“Apart from the MRAP, we have looked into the problems in the north-east and we have begun to address the issues. We have developed a mines-sweeper and mines-roller that is going to address the issues of landmines. We are producing ballistics and helmet for the military and other equipment, all locally.”
Saving Foreign Exchange
Major-General Ezugwu said the focus on local innovation is already saving the country some foreign exchange.
“We are saving a lot of money that would have been used by contractors to import these things abroad,” he said.
“The MRAP we produce here locally is about a unit cost of N70m; those we import from abroad cost us in the neighborhood of between $500,000 to $1,000,000. So we are trying to reduce capital flight in Nigeria.
“We need homegrown solutions for our problems. Let us, DICON and Command Engineering Depot in Kaduna, which is a Nigerian army establishment, to go into production of these MRAPs. We looked at all other MRAPs that other countries in Europe have produced, so we now designed one that can address the terrain in the north-east. Because when you get a MRAP from abroad, the issue of our weather and environment may not be so much captured in production.”
A Starting Point
The Major-General went on to stress that the MRAP production was a starting point.
“In the next five years, if this feat is sustained, I can assure you that we might not have any need to import any vehicle into this country for military purposes.”
Although DICON has been in existence since the 1960s, the Major-General noted that its operation is being ramped up by the current administration.
“This is the time that we have a strategic leader who thinks ahead, who is desirous to ensure that Nigeria’s defence capacities are enhanced. Also, I must thank the Chief of Army Staff, Lieutenant-General Tukur Buratai, for having the courage to assist the DICON and Command Engineering Depot to achieve this project.

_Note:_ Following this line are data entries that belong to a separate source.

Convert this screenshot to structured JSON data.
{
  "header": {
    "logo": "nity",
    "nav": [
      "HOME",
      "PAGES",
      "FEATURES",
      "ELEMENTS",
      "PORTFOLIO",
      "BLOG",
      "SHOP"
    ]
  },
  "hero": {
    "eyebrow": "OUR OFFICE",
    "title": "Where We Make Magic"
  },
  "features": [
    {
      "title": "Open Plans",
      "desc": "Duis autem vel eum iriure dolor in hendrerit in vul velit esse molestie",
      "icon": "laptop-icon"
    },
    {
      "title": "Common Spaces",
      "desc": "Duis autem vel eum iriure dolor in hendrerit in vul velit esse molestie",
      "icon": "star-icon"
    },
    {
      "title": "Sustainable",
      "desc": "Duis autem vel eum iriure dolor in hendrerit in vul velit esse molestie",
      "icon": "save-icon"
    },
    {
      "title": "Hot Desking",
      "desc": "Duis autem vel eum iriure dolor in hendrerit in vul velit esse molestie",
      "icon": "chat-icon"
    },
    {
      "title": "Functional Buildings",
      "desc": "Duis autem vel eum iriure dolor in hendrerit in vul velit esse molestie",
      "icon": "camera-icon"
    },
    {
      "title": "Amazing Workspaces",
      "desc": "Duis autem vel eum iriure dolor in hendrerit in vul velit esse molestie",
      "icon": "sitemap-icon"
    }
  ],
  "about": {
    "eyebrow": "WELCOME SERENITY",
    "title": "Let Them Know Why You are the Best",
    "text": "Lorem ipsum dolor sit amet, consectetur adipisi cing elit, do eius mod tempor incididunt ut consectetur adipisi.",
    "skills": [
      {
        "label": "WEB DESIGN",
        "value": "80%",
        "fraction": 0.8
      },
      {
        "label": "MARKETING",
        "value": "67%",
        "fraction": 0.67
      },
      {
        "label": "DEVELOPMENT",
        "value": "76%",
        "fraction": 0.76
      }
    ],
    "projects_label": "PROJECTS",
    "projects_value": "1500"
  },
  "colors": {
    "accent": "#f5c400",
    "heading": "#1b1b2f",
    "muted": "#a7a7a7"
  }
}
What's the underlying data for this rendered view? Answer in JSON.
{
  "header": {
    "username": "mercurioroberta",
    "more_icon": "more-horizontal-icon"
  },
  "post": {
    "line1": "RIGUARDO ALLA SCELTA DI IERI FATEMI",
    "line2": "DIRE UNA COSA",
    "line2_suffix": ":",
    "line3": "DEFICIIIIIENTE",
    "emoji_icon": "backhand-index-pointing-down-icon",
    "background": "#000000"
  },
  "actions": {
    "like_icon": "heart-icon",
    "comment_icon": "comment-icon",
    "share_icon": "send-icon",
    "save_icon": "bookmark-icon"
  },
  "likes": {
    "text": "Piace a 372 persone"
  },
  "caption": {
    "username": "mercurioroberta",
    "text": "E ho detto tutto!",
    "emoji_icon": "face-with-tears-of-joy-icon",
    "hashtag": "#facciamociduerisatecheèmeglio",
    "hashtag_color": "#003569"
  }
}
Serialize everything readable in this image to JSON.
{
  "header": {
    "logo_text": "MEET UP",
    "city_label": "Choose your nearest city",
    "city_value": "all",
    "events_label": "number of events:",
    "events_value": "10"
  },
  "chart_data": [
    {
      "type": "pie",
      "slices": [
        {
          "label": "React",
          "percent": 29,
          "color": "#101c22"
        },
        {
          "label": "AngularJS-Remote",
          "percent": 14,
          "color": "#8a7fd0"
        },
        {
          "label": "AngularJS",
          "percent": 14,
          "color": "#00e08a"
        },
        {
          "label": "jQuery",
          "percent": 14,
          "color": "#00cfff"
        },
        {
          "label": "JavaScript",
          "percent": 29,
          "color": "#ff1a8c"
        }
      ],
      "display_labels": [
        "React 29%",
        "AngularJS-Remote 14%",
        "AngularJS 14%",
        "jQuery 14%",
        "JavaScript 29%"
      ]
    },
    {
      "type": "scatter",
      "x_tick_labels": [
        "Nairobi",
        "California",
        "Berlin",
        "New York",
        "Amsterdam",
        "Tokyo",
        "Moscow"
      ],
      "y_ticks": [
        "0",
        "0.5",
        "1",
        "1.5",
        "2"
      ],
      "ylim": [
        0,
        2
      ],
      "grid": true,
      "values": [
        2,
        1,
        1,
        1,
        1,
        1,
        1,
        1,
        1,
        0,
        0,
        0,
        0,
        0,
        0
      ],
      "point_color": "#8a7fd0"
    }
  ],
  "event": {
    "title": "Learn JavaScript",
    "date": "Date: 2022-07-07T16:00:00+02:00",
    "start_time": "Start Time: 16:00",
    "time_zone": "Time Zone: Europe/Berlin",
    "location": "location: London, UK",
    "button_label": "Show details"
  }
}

“The funding of the (MRAP) project, which is valued at well over a billion naira was drawn from the support of the army’s headquarters.
“The fact that we have not made an inroad into defence production in the past is because the environment, the strategic guidance, was not actually there. But now we have leaders both at the military and political levels that support defence industry production. And that is why things are going the way they are going.”